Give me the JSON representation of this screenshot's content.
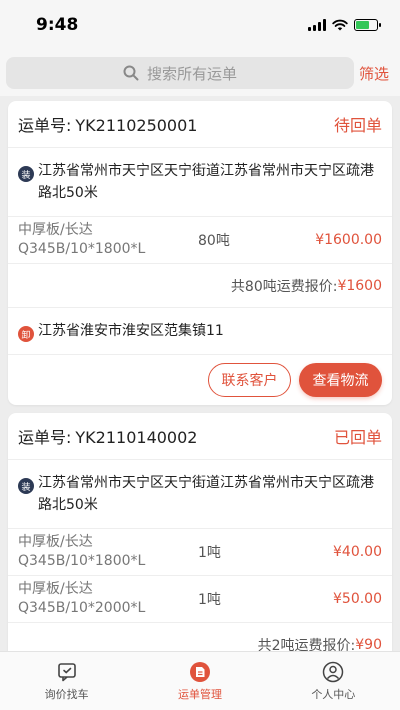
{
  "status_bar": {
    "time": "9:48"
  },
  "search": {
    "placeholder": "搜索所有运单",
    "filter_label": "筛选"
  },
  "orders": [
    {
      "waybill_label": "运单号:",
      "waybill_no": "YK2110250001",
      "status": "待回单",
      "load_badge": "装",
      "load_address": "江苏省常州市天宁区天宁街道江苏省常州市天宁区疏港路北50米",
      "goods": [
        {
          "name_line1": "中厚板/长达",
          "name_line2": "Q345B/10*1800*L",
          "qty": "80吨",
          "price": "¥1600.00"
        }
      ],
      "summary_label": "共80吨运费报价:",
      "summary_amount": "¥1600",
      "unload_badge": "卸",
      "unload_address": "江苏省淮安市淮安区范集镇11",
      "contact_button": "联系客户",
      "logistics_button": "查看物流"
    },
    {
      "waybill_label": "运单号:",
      "waybill_no": "YK2110140002",
      "status": "已回单",
      "load_badge": "装",
      "load_address": "江苏省常州市天宁区天宁街道江苏省常州市天宁区疏港路北50米",
      "goods": [
        {
          "name_line1": "中厚板/长达",
          "name_line2": "Q345B/10*1800*L",
          "qty": "1吨",
          "price": "¥40.00"
        },
        {
          "name_line1": "中厚板/长达",
          "name_line2": "Q345B/10*2000*L",
          "qty": "1吨",
          "price": "¥50.00"
        }
      ],
      "summary_label": "共2吨运费报价:",
      "summary_amount": "¥90"
    }
  ],
  "tabbar": {
    "items": [
      {
        "label": "询价找车",
        "icon": "message-icon",
        "active": false
      },
      {
        "label": "运单管理",
        "icon": "document-icon",
        "active": true
      },
      {
        "label": "个人中心",
        "icon": "user-icon",
        "active": false
      }
    ]
  },
  "colors": {
    "accent": "#e0533c",
    "load_badge": "#2d3a55"
  }
}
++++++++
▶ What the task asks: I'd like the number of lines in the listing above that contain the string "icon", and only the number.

▶ Task answer: 3